Task to carry out: Write every entry out again, unchanged.

Entries from a dataset of interfaces:

________________________________________

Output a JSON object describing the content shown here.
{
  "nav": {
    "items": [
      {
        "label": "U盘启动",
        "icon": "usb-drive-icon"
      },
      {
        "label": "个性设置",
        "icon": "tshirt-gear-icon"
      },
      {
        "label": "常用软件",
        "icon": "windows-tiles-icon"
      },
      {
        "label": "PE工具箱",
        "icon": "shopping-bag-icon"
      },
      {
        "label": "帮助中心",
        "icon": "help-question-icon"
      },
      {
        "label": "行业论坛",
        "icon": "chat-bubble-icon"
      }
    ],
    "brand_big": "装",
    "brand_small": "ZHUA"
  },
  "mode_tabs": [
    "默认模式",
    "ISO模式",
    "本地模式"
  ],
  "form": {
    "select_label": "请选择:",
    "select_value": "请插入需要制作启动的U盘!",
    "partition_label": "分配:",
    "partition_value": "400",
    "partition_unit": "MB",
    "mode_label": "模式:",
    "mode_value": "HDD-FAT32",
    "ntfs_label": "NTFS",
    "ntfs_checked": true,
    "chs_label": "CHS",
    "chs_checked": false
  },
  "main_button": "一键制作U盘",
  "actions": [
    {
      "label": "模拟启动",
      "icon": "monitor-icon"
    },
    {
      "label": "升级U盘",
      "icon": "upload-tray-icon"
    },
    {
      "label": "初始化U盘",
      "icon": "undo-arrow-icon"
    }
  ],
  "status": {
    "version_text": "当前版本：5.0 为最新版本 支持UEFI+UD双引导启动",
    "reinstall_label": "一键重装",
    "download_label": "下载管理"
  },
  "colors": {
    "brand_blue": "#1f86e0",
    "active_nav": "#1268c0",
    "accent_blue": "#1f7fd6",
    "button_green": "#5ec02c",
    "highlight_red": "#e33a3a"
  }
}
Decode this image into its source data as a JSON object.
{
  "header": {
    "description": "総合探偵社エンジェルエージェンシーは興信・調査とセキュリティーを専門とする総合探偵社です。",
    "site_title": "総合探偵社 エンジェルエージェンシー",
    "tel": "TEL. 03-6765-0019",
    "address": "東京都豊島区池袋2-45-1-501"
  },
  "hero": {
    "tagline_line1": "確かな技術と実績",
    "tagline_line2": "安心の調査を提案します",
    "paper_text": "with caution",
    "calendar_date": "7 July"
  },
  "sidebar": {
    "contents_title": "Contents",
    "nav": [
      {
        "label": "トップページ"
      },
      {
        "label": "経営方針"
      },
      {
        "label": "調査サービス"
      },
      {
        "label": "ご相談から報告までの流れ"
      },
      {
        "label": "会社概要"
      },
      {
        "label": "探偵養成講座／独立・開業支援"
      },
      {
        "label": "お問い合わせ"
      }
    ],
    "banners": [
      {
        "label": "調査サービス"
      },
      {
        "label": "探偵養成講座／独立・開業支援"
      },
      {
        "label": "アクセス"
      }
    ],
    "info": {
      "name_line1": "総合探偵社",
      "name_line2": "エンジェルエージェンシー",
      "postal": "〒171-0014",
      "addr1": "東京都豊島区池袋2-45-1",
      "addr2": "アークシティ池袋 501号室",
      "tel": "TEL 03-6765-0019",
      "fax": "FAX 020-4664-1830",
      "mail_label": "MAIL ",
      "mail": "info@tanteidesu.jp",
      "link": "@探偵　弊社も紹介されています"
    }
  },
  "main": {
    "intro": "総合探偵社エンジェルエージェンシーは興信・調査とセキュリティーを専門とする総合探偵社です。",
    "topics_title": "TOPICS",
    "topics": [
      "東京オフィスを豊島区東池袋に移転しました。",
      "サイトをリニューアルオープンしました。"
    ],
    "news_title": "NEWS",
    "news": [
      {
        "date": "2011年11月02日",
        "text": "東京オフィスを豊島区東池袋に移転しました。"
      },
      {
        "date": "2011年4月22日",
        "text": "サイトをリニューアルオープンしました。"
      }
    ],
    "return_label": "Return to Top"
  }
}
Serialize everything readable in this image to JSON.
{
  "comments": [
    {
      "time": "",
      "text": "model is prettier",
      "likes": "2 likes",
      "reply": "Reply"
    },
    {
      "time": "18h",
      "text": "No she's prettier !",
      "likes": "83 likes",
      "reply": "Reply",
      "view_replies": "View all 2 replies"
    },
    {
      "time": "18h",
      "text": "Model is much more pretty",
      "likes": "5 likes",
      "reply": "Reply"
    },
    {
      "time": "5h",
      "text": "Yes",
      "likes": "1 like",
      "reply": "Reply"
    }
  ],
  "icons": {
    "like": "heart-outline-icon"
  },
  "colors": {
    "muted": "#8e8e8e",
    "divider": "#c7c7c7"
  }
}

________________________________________

Written reply:
Output a JSON object describing the content shown here.
{
  "nav": {
    "items": [
      {
        "label": "U盘启动",
        "icon": "usb-drive-icon"
      },
      {
        "label": "个性设置",
        "icon": "tshirt-gear-icon"
      },
      {
        "label": "常用软件",
        "icon": "windows-tiles-icon"
      },
      {
        "label": "PE工具箱",
        "icon": "shopping-bag-icon"
      },
      {
        "label": "帮助中心",
        "icon": "help-question-icon"
      },
      {
        "label": "行业论坛",
        "icon": "chat-bubble-icon"
      }
    ],
    "brand_big": "装",
    "brand_small": "ZHUA"
  },
  "mode_tabs": [
    "默认模式",
    "ISO模式",
    "本地模式"
  ],
  "form": {
    "select_label": "请选择:",
    "select_value": "请插入需要制作启动的U盘!",
    "partition_label": "分配:",
    "partition_value": "400",
    "partition_unit": "MB",
    "mode_label": "模式:",
    "mode_value": "HDD-FAT32",
    "ntfs_label": "NTFS",
    "ntfs_checked": true,
    "chs_label": "CHS",
    "chs_checked": false
  },
  "main_button": "一键制作U盘",
  "actions": [
    {
      "label": "模拟启动",
      "icon": "monitor-icon"
    },
    {
      "label": "升级U盘",
      "icon": "upload-tray-icon"
    },
    {
      "label": "初始化U盘",
      "icon": "undo-arrow-icon"
    }
  ],
  "status": {
    "version_text": "当前版本：5.0 为最新版本 支持UEFI+UD双引导启动",
    "reinstall_label": "一键重装",
    "download_label": "下载管理"
  },
  "colors": {
    "brand_blue": "#1f86e0",
    "active_nav": "#1268c0",
    "accent_blue": "#1f7fd6",
    "button_green": "#5ec02c",
    "highlight_red": "#e33a3a"
  }
}
Decode this image into its source data as a JSON object.
{
  "header": {
    "description": "総合探偵社エンジェルエージェンシーは興信・調査とセキュリティーを専門とする総合探偵社です。",
    "site_title": "総合探偵社 エンジェルエージェンシー",
    "tel": "TEL. 03-6765-0019",
    "address": "東京都豊島区池袋2-45-1-501"
  },
  "hero": {
    "tagline_line1": "確かな技術と実績",
    "tagline_line2": "安心の調査を提案します",
    "paper_text": "with caution",
    "calendar_date": "7 July"
  },
  "sidebar": {
    "contents_title": "Contents",
    "nav": [
      {
        "label": "トップページ"
      },
      {
        "label": "経営方針"
      },
      {
        "label": "調査サービス"
      },
      {
        "label": "ご相談から報告までの流れ"
      },
      {
        "label": "会社概要"
      },
      {
        "label": "探偵養成講座／独立・開業支援"
      },
      {
        "label": "お問い合わせ"
      }
    ],
    "banners": [
      {
        "label": "調査サービス"
      },
      {
        "label": "探偵養成講座／独立・開業支援"
      },
      {
        "label": "アクセス"
      }
    ],
    "info": {
      "name_line1": "総合探偵社",
      "name_line2": "エンジェルエージェンシー",
      "postal": "〒171-0014",
      "addr1": "東京都豊島区池袋2-45-1",
      "addr2": "アークシティ池袋 501号室",
      "tel": "TEL 03-6765-0019",
      "fax": "FAX 020-4664-1830",
      "mail_label": "MAIL ",
      "mail": "info@tanteidesu.jp",
      "link": "@探偵　弊社も紹介されています"
    }
  },
  "main": {
    "intro": "総合探偵社エンジェルエージェンシーは興信・調査とセキュリティーを専門とする総合探偵社です。",
    "topics_title": "TOPICS",
    "topics": [
      "東京オフィスを豊島区東池袋に移転しました。",
      "サイトをリニューアルオープンしました。"
    ],
    "news_title": "NEWS",
    "news": [
      {
        "date": "2011年11月02日",
        "text": "東京オフィスを豊島区東池袋に移転しました。"
      },
      {
        "date": "2011年4月22日",
        "text": "サイトをリニューアルオープンしました。"
      }
    ],
    "return_label": "Return to Top"
  }
}
Serialize everything readable in this image to JSON.
{
  "comments": [
    {
      "time": "",
      "text": "model is prettier",
      "likes": "2 likes",
      "reply": "Reply"
    },
    {
      "time": "18h",
      "text": "No she's prettier !",
      "likes": "83 likes",
      "reply": "Reply",
      "view_replies": "View all 2 replies"
    },
    {
      "time": "18h",
      "text": "Model is much more pretty",
      "likes": "5 likes",
      "reply": "Reply"
    },
    {
      "time": "5h",
      "text": "Yes",
      "likes": "1 like",
      "reply": "Reply"
    }
  ],
  "icons": {
    "like": "heart-outline-icon"
  },
  "colors": {
    "muted": "#8e8e8e",
    "divider": "#c7c7c7"
  }
}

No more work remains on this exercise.